USATE uses a reasonably byzantine system for figuring out who plays whom in a given round. It’s called Accelerated Pairings. Organizers use this system when there are too many players in an event and the likelihood exists that multiple teams will achieve a perfect score. (Imagine if the 64-team NCAA basketball tournament only had four rounds. You’d still have four undefeated teams remaining at the end and no clear winner.) The system is incredibly hard to explain but the basic concept is that you take strong teams who’ve lost a round and pair them against weak teams who still have a perfect score. Most of the time that strong team is going to win and help you reduce the number of perfect scores.
Point being, our team played stronger opponents in rounds one and two than we would have using a normal pairing system. In round three, they stop using accelerated pairings. The result for us was a significantly lower rated opponent. Team name: Really, really, really. (Really.) Young guys, which is often trouble. I managed to win in under 30 moves though, playing the white side of an offbeat Caro Kann line.
One of the major keys to success in a long chess tournament is sleep. Winning (or losing) a short game provides a valuable opportunity for us oldtimers to take a nap. Another key: eating well. No fast food. Vegetables, chicken, fruit, pasta in moderation.
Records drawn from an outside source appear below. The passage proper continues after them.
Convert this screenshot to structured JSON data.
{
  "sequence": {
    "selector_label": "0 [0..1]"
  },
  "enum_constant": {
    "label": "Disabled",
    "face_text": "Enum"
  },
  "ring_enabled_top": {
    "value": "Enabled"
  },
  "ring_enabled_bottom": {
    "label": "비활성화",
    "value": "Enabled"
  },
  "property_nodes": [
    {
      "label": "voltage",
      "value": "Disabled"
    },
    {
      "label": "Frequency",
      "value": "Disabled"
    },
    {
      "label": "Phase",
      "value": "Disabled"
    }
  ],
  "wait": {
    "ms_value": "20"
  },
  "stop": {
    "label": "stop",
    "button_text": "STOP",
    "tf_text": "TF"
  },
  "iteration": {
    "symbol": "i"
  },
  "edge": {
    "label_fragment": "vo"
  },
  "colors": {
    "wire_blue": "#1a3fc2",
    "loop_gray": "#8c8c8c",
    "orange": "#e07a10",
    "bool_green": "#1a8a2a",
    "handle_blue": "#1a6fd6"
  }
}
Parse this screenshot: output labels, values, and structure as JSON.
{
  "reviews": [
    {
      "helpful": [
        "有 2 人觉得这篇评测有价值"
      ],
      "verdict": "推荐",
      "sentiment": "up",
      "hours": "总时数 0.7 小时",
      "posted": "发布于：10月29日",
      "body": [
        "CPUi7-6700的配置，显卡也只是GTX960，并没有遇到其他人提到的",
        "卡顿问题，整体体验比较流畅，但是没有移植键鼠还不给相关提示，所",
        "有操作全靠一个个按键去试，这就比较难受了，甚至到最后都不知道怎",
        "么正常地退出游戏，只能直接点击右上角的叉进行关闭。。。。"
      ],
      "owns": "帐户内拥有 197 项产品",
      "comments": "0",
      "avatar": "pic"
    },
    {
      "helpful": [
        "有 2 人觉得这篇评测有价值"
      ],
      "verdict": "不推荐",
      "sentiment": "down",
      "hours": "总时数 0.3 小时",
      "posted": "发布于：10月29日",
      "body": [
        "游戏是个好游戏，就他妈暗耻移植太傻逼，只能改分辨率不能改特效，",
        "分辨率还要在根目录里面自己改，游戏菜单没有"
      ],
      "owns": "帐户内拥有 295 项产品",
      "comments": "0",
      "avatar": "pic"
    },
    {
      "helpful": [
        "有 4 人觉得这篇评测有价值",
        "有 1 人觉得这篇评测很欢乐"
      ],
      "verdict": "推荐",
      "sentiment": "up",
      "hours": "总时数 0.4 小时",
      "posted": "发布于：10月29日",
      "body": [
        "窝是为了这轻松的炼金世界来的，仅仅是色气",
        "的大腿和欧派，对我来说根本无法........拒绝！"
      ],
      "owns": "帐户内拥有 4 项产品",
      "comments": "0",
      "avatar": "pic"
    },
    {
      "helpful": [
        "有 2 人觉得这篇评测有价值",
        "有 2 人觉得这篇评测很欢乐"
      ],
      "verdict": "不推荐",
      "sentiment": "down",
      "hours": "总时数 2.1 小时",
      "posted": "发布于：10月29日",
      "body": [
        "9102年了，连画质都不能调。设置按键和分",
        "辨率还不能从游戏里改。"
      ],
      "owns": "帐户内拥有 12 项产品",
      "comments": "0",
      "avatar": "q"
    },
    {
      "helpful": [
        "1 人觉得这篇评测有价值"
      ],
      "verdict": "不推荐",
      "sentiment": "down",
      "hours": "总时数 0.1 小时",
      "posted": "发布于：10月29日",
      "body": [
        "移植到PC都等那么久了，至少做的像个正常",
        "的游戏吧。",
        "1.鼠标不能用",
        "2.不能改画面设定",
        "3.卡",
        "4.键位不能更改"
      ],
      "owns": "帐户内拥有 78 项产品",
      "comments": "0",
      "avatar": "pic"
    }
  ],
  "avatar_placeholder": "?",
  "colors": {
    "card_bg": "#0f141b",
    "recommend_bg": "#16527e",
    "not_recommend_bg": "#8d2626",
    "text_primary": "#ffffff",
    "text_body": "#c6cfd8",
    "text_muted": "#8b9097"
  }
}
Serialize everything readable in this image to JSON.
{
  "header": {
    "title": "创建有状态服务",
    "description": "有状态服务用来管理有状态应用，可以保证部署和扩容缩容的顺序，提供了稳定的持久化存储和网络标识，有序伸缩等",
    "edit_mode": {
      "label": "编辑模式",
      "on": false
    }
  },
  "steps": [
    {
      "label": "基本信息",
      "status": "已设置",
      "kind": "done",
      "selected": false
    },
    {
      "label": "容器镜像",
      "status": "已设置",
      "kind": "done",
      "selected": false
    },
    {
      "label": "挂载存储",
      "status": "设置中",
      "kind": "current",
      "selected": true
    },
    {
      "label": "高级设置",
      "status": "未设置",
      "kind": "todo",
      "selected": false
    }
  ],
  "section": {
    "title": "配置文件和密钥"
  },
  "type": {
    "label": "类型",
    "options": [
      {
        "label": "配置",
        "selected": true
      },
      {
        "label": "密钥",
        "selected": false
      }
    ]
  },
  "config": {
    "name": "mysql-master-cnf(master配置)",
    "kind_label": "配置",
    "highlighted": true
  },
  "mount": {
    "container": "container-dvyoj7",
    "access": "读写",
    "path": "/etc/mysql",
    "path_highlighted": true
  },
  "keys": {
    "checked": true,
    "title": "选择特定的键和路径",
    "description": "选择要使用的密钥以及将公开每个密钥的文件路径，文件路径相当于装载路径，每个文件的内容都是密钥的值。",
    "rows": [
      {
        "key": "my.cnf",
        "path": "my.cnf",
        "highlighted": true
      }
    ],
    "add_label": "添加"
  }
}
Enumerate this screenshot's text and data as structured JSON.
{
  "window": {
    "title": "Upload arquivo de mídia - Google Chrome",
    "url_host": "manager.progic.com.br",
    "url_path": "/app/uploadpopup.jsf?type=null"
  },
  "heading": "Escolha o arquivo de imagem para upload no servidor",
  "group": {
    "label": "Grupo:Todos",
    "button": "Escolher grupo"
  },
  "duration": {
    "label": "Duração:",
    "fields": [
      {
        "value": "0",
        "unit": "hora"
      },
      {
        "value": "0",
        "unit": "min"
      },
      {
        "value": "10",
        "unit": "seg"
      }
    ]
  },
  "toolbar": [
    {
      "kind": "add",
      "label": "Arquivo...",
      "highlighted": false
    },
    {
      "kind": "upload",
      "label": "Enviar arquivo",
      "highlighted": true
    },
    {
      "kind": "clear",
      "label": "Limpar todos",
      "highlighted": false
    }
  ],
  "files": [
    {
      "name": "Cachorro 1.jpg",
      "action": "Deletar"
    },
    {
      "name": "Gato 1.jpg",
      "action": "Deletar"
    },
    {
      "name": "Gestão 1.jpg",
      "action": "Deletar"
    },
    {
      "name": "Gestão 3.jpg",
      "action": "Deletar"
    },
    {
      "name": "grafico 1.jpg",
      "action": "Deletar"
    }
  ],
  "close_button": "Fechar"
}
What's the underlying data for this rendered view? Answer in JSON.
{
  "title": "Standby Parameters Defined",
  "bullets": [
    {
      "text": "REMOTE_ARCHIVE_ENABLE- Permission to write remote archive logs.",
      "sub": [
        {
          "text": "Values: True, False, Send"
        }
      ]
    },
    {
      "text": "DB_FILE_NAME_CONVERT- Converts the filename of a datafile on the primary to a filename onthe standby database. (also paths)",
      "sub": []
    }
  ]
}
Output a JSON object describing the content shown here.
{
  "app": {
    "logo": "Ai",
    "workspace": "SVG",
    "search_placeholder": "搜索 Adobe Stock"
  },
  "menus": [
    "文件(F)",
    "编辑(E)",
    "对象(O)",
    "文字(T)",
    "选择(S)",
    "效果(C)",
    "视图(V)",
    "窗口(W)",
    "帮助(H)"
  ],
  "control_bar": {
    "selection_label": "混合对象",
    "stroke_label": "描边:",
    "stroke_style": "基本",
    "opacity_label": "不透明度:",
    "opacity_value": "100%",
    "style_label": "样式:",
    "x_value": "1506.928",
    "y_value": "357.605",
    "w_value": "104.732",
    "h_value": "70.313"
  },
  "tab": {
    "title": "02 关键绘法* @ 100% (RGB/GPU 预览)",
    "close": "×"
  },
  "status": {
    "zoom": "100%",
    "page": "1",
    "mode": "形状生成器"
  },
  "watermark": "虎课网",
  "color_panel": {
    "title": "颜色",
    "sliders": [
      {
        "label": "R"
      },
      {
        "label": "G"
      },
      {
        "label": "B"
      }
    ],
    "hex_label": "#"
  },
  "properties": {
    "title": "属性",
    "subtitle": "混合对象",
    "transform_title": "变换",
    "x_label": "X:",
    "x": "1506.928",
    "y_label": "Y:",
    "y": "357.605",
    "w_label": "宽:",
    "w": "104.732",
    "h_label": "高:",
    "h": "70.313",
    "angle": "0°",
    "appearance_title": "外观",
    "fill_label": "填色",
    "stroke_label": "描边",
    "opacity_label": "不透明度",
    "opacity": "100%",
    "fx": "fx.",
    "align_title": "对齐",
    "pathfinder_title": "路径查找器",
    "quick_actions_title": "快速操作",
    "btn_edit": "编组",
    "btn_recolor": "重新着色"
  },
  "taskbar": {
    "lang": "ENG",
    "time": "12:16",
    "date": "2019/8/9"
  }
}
A nervous stomach full of McDonald’s fatty junk is a recipe for disaster. Parsippany has some options in this regard. Sadly, the little hole-in-the-wall Italian joint I usually visit is now under new management and no longer up to snuff. Today I just grabbed lunch at the cavernous Minado sushi buffet. Minado always amuses me because the entire staff is clearly Latin and their knife skills are sorely lacking. They should spend an hour before every shift learning to make sushi in the right shapes and sizes. Maybe they spend their training time focusing on cleanliness and not cutting off their fingers, so for that I must be grateful.